FOMC 16 Dec 2015

The Fed has form. When it wants to take away the punchbowl, it usually telegraphs its intentions well in advance so partygoers have time to go buy their own moonshine. So it was with QE taper, signaled in 2013, executed in 2014. By the time the Fed stopped net purchases of bonds the market had digested the eventuality and 10 year US treasury yields ended 2014 lower than at the beginning. The idea behind this is simple; the Fed wants to give the economy time to prepare for tighter policy, and constantly communicates with the market, managing expectations until when the move comes, the reaction is one of indifference. As we have seen in September, sometimes, the expectation becomes so entrenched that failure to act as signaled results in disappointment.
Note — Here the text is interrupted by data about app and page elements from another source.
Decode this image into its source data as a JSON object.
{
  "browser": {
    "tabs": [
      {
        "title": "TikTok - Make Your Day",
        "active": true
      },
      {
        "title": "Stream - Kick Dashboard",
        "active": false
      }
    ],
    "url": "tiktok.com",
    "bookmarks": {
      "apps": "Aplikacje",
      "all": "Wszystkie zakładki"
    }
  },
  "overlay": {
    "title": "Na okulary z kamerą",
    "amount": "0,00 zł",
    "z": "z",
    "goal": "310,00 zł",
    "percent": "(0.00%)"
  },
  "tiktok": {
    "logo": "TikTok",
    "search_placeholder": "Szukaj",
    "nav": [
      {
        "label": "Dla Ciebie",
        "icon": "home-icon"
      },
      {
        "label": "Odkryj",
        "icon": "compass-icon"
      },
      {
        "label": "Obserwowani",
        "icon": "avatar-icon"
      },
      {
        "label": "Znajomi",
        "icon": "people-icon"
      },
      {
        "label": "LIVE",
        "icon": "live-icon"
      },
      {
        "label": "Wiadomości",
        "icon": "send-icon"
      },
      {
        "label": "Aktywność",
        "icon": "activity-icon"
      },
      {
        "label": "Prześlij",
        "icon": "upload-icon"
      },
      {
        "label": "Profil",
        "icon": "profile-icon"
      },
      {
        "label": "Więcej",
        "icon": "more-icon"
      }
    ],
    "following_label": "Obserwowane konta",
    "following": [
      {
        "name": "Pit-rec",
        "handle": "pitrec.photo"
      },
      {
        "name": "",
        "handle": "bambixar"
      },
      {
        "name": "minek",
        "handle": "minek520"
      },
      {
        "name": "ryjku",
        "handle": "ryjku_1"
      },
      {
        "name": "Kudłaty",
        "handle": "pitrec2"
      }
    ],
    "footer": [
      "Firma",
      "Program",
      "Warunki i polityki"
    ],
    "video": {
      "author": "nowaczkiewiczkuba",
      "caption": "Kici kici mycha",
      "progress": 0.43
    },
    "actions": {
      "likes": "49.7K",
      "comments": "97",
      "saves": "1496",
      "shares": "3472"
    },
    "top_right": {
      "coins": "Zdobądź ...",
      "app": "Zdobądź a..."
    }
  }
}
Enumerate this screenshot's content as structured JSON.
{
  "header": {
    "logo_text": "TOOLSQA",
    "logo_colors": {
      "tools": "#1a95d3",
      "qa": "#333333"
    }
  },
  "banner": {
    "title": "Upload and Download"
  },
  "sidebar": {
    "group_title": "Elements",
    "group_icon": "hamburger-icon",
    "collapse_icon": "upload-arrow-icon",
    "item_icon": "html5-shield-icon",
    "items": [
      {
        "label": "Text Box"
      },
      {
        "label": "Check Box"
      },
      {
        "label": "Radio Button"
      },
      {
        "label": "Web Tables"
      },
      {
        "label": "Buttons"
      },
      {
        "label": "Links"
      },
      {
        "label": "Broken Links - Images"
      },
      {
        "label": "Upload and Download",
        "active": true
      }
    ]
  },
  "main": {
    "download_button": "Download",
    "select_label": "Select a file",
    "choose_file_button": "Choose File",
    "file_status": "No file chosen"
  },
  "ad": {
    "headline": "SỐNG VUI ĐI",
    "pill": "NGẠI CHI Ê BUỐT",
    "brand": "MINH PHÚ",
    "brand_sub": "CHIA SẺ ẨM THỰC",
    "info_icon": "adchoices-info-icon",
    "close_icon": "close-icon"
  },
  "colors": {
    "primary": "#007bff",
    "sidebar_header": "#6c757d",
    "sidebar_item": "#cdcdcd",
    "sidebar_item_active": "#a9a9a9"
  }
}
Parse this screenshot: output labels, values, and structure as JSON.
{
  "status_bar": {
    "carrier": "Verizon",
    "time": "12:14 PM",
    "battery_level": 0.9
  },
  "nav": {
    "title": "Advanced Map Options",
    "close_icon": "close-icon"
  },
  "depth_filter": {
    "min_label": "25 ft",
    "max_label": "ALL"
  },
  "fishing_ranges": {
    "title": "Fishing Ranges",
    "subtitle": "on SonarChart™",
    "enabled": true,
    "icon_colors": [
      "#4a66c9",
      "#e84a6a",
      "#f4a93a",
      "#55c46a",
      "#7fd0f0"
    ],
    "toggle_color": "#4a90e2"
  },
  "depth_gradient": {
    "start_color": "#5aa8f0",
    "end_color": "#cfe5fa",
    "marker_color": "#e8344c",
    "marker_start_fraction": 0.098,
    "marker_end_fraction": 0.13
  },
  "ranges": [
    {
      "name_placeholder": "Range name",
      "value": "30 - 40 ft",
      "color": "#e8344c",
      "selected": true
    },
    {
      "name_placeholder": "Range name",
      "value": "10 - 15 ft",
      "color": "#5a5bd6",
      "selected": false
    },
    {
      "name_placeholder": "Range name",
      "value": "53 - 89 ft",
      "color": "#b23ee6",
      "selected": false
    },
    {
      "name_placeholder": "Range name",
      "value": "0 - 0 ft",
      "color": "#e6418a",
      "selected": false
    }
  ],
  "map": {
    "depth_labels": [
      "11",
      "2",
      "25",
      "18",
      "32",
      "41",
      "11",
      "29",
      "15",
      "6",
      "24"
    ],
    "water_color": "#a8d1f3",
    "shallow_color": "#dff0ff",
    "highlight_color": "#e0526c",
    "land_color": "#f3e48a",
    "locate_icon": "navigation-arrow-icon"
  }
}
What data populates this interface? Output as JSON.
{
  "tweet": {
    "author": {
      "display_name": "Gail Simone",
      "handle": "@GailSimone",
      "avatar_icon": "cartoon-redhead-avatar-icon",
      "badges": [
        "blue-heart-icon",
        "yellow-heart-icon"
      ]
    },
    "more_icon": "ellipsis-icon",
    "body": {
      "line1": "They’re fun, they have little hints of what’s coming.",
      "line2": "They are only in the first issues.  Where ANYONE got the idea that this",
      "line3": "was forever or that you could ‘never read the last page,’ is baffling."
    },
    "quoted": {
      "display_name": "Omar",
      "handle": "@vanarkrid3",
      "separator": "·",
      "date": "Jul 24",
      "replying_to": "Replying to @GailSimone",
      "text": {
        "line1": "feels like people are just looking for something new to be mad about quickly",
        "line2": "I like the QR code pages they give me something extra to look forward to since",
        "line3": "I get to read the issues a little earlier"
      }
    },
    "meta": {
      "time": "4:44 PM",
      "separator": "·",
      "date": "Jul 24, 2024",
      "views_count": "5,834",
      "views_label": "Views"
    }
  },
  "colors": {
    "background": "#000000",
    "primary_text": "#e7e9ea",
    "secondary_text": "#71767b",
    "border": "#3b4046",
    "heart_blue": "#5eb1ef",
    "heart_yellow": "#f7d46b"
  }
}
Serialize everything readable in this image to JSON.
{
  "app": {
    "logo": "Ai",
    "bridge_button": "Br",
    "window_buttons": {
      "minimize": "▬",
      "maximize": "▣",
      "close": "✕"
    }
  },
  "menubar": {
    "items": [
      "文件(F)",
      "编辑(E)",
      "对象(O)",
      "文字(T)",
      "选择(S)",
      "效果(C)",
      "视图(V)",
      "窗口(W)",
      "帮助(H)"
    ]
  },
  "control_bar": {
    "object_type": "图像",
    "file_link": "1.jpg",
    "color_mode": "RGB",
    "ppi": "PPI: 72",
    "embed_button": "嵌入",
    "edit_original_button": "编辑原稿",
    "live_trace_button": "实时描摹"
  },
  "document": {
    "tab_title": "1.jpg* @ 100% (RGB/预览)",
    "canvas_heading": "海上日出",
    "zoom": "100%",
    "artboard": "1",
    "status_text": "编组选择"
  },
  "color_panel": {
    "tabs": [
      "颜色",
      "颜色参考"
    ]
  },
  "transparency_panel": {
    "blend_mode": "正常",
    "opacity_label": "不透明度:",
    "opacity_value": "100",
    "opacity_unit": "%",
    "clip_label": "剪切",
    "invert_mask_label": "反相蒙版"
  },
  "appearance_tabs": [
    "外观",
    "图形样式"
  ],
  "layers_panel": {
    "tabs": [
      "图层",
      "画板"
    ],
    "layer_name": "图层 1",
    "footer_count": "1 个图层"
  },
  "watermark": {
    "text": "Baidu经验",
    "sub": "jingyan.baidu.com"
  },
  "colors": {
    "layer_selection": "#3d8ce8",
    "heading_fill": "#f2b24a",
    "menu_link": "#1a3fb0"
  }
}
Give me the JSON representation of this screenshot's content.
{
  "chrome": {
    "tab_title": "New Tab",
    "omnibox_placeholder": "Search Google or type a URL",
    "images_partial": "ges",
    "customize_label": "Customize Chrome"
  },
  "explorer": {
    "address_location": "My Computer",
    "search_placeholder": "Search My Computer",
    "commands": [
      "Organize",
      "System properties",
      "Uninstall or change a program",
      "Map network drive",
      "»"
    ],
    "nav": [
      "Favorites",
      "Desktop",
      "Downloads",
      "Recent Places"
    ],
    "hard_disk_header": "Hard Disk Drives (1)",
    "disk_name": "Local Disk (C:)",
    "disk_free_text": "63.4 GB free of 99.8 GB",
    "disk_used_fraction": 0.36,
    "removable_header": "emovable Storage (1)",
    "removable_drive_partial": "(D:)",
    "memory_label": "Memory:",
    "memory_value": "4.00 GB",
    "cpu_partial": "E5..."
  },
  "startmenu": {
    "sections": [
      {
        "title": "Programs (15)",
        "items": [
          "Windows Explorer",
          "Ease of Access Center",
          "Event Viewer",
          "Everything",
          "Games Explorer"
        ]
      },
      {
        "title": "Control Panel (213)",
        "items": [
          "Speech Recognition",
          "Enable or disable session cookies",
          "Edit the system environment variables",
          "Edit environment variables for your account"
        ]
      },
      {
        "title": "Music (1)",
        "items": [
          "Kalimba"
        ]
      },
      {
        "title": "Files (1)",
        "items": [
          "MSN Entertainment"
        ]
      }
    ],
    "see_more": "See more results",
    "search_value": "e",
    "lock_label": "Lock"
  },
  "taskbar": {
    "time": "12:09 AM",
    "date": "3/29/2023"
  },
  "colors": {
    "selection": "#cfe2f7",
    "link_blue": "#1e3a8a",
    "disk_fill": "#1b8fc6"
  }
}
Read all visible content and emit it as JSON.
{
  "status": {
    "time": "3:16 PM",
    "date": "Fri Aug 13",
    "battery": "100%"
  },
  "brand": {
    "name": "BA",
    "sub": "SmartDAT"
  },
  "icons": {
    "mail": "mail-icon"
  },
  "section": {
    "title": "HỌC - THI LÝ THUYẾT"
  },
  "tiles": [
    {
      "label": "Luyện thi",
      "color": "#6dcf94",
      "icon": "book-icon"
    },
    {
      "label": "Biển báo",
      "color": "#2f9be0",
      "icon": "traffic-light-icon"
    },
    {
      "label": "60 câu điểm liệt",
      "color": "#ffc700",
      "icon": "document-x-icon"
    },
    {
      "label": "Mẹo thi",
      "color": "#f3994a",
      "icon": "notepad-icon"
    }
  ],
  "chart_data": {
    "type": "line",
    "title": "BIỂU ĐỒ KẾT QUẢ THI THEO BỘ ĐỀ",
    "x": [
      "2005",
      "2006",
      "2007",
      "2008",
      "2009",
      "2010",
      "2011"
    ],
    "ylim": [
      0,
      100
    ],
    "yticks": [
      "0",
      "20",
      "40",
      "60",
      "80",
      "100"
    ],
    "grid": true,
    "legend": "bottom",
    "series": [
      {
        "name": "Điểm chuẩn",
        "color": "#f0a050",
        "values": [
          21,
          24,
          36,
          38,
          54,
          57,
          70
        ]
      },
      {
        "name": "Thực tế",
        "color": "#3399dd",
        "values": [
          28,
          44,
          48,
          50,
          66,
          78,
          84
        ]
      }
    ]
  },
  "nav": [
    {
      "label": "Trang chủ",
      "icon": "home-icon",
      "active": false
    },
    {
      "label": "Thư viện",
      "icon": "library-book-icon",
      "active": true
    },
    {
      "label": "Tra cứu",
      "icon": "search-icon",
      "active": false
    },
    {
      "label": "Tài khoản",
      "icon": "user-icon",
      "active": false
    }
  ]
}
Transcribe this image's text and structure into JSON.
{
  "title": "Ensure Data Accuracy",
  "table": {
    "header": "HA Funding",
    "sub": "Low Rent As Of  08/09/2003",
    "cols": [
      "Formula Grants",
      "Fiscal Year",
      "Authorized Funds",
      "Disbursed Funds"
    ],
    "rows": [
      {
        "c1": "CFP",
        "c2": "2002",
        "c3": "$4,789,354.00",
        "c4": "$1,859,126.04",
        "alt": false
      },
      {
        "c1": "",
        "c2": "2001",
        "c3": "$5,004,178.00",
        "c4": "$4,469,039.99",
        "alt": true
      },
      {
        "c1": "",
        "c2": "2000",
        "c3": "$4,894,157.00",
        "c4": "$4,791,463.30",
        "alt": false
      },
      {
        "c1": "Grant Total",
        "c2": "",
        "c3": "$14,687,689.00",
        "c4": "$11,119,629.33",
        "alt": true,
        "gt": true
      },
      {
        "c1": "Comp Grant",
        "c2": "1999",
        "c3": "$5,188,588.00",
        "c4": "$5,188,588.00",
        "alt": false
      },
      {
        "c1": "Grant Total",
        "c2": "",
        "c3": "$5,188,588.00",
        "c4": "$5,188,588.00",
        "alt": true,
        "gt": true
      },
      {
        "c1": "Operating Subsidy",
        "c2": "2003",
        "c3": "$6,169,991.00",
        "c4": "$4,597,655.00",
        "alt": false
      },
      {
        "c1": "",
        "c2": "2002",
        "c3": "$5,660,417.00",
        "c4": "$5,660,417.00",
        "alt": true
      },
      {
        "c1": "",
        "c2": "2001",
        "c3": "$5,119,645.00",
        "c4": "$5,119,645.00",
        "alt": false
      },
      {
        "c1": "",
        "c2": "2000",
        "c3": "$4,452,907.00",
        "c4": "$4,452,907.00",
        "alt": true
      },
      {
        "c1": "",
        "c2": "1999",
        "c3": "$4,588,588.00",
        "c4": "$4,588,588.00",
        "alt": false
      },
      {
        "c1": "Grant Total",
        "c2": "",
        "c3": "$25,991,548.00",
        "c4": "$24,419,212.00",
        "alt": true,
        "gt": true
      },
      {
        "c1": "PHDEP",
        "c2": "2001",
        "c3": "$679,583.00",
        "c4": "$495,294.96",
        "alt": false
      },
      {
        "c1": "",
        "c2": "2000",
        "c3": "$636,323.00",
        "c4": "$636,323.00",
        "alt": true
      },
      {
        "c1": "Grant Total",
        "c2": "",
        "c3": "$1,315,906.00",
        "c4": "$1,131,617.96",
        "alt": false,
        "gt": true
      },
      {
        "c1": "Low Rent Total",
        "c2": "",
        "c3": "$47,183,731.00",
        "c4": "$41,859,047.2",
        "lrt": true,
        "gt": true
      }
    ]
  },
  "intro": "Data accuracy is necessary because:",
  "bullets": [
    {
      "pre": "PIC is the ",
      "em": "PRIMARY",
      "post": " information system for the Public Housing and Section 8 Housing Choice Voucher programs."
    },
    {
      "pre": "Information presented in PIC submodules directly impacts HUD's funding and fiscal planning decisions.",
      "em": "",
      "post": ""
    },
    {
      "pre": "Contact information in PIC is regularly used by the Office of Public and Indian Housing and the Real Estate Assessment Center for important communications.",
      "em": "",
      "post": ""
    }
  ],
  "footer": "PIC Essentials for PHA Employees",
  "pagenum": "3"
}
Forward guidance was meant more narrowly to mean central banks promising to keep interest rates lower for a longer period than signaled by traditional reaction function, an augmentation to policy once the traditional and the traditionally extraordinary have been exhausted, a last resort. Today, could it be interpreted as a more detailed statement about the intended objectives of the Fed, not just at the front end of the curve but across the curve as well? The Fed wants to hike rates, but it doesn’t want 10 year or 30 year yields to rise excessive or at all. Hence the numerous signals that the path of rate hikes will be slow, that inflation risk is de minimis, that treasury bonds will be in short supply, and so on.

Surely today, the Fed has once again engineered conditions to its tastes. The market expects a rate hike of 25 basis points, and little impact if any at the long end of the term structure. Quite in line with what the Fed intends.